_Brief_: Take each line of the data that contains the string "Design" and copy it.

══ Data supplied

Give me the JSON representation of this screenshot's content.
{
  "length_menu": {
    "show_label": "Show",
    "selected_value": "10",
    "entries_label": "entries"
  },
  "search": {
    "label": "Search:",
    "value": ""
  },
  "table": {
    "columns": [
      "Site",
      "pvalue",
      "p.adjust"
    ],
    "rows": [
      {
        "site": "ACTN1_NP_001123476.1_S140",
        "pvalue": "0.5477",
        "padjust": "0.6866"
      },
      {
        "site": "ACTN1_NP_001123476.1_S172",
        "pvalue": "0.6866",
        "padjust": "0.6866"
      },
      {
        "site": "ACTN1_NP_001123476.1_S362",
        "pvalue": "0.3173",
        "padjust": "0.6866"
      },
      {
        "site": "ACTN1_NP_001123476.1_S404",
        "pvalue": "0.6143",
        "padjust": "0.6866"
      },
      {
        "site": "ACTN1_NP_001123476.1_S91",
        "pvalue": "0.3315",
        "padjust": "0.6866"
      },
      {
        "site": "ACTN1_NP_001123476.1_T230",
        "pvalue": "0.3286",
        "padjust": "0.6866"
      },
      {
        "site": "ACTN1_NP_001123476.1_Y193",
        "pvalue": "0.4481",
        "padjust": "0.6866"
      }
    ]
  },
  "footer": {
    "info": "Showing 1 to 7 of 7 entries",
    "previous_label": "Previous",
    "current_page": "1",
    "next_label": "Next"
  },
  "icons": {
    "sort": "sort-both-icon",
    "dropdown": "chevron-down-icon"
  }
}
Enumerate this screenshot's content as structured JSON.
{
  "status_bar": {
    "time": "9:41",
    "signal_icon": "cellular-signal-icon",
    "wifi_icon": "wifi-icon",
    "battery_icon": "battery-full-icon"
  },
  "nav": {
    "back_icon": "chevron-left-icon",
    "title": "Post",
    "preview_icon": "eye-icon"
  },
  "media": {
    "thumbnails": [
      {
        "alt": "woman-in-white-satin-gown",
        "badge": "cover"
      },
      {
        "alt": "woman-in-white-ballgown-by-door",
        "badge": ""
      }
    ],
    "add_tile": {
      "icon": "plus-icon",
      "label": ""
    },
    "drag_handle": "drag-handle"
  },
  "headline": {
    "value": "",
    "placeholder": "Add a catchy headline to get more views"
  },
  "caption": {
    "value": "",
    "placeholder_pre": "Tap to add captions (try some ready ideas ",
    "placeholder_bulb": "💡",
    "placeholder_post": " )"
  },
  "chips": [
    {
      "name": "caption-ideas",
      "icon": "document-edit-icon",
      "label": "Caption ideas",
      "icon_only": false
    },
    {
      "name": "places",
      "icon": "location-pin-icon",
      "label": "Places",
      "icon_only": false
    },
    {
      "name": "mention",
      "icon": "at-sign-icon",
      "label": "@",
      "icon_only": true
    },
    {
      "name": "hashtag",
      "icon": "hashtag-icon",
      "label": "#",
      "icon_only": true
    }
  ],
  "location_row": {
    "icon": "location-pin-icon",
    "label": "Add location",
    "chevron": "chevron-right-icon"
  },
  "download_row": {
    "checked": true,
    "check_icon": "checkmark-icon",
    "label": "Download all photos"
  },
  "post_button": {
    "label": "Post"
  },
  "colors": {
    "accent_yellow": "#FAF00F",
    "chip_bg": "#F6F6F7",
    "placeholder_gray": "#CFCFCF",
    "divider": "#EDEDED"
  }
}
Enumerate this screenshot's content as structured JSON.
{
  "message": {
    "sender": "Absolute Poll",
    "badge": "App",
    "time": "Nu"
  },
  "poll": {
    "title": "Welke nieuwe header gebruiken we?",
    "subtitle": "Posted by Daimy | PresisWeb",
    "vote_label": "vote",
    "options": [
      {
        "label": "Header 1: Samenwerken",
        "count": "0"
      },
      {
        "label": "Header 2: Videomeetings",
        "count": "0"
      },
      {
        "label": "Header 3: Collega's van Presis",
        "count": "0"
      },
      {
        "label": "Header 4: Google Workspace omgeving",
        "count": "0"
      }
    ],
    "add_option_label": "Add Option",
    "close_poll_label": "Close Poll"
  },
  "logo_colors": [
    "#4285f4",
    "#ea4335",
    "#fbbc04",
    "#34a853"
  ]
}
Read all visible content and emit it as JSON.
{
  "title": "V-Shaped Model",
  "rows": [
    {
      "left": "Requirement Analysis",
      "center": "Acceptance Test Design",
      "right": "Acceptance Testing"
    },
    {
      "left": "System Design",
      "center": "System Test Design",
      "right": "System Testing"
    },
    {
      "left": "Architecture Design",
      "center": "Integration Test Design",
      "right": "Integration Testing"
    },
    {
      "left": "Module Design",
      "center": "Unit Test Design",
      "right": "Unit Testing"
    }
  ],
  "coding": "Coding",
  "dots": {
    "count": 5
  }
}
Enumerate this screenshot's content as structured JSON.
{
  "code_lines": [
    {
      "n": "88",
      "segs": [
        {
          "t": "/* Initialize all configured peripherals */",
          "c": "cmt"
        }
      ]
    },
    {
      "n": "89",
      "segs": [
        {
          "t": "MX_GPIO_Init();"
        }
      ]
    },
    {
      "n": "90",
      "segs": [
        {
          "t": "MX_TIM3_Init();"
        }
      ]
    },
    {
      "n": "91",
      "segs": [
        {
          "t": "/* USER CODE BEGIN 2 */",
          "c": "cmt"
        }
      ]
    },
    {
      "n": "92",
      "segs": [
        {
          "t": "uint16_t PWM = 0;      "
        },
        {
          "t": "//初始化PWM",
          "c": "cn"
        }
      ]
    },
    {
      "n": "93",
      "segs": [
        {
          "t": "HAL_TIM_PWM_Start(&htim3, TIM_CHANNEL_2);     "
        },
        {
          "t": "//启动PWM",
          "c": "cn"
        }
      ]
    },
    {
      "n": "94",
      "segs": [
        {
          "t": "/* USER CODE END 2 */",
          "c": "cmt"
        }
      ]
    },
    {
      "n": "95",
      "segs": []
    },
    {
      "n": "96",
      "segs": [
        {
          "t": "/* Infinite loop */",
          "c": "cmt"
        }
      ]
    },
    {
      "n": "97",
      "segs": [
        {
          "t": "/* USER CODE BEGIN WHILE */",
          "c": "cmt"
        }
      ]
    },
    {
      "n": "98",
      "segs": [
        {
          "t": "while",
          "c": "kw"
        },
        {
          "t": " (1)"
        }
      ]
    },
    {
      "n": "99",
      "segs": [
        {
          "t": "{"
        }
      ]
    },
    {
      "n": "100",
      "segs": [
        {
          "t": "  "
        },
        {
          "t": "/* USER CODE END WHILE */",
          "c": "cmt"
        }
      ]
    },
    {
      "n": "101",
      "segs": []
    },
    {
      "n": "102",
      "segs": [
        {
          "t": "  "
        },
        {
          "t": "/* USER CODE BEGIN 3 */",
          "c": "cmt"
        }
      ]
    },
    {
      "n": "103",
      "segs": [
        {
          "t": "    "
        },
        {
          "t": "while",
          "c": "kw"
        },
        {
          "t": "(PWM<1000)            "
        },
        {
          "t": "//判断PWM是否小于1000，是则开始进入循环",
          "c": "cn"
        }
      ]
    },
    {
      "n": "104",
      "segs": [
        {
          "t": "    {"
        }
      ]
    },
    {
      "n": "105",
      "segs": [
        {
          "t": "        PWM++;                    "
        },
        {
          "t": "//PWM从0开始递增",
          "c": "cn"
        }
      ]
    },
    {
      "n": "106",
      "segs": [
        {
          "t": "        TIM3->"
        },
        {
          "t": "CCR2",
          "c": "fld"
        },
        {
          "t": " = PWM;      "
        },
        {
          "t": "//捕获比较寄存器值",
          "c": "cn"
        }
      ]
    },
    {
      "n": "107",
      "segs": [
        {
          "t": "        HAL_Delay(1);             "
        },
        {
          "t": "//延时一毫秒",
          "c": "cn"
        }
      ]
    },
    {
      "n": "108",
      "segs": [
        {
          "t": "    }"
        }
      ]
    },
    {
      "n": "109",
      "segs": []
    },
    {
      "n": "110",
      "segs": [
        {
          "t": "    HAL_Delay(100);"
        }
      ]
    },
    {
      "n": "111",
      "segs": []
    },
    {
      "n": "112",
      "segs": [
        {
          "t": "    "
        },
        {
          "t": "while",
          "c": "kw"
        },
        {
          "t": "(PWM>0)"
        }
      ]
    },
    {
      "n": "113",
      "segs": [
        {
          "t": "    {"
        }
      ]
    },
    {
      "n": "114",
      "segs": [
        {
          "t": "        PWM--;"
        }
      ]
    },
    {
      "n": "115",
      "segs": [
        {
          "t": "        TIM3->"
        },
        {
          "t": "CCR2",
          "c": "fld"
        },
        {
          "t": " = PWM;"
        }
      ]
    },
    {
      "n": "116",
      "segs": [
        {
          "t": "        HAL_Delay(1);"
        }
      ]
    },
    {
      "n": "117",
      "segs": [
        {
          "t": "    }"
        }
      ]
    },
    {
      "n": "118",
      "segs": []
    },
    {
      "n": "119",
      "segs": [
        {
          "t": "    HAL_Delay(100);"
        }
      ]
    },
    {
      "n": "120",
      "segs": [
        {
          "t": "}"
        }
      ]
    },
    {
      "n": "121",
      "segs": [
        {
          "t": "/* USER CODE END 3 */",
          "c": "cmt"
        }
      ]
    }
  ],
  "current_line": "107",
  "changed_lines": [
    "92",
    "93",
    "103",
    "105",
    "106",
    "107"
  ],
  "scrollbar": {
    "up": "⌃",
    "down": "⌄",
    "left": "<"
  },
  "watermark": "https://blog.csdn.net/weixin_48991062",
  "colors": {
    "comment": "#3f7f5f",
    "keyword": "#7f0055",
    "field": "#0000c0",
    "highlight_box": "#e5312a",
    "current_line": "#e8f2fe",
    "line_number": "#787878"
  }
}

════

_Written response_:
      "center": "Acceptance Test Design",
      "left": "System Design",
      "center": "System Test Design",
      "left": "Architecture Design",
      "center": "Integration Test Design",
      "left": "Module Design",
      "center": "Unit Test Design",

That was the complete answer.